Alex Konanykhin didn't only have KGB after him… He had the FBI, the Justice Department, even the CIA all on his case, as a favor to the Russians, part of a deal to allow the FBI to keep a bureau in Moscow.
Los Angeles Daily Journal:
Representing himself through much of the process, Konanykhin managed to convince an immigration judge of an alleged INS and KGB conspiracy and cover-up. Following the court's admonishment, the INS agreed to drop all charges and also pay $100,000..The judge also ordered an investigation of the Justice Department. In separate actions, Konanykhine subsequently won multimillion dollar libel judgments against two Russian newspapers. A $100 million lawsuit against the Justice Department is pending, alleging perjury, fraud, torture and witness tampering by U.S government officers on behalf of the Russian Mafia.
Profit Magazine:

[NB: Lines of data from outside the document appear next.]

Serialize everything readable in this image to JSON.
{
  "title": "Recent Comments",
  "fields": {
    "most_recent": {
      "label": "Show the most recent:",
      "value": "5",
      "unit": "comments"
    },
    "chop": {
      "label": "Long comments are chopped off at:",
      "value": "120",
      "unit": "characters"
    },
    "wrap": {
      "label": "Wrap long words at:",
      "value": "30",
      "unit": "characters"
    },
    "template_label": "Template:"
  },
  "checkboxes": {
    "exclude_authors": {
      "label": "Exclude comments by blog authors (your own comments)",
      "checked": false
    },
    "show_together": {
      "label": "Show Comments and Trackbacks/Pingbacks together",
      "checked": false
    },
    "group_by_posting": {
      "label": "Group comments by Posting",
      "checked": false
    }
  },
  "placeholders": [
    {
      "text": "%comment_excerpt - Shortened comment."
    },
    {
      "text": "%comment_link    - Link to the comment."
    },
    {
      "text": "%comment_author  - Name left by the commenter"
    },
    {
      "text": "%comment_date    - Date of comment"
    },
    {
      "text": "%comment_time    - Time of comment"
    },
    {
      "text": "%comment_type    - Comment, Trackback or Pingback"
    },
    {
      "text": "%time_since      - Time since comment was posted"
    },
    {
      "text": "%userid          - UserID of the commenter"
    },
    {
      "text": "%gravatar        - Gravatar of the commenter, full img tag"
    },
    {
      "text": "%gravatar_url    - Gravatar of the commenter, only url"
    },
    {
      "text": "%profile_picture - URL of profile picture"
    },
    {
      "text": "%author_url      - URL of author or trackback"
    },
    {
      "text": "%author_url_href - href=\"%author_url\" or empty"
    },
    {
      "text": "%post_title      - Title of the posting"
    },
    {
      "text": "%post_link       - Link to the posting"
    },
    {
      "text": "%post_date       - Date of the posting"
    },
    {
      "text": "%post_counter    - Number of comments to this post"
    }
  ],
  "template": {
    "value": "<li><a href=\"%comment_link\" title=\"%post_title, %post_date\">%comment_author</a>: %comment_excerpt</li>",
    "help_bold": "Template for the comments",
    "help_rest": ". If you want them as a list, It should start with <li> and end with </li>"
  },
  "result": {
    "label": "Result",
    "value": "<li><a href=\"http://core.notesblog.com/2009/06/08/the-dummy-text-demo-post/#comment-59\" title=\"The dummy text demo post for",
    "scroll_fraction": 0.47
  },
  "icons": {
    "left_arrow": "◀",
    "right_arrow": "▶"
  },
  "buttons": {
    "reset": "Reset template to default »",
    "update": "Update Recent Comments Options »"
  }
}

Imagine you are a teenage physics genius who quickly amasses a $300 million empire of real estate and banking ventures, has dozens of cars, six hundred employees, several mansions and two hundred bodyguards—but you are nonetheless kidnapped by those you trusted, threatened with torture and death, and have your entire empire stolen from you one dark night in Budapest. You escape with your life by racing through Eastern-block countries and flying to New York on stashed-away passports—only to have the KGB and Russian Mafia hell-bent on your hide and the U.S. government jailing you and conspiring to serve you up into their clutches. All this before your 29th birthday. Sound like a Tom Clancy thriller? No. . . just a slice in the life of Alexander Konanykhine.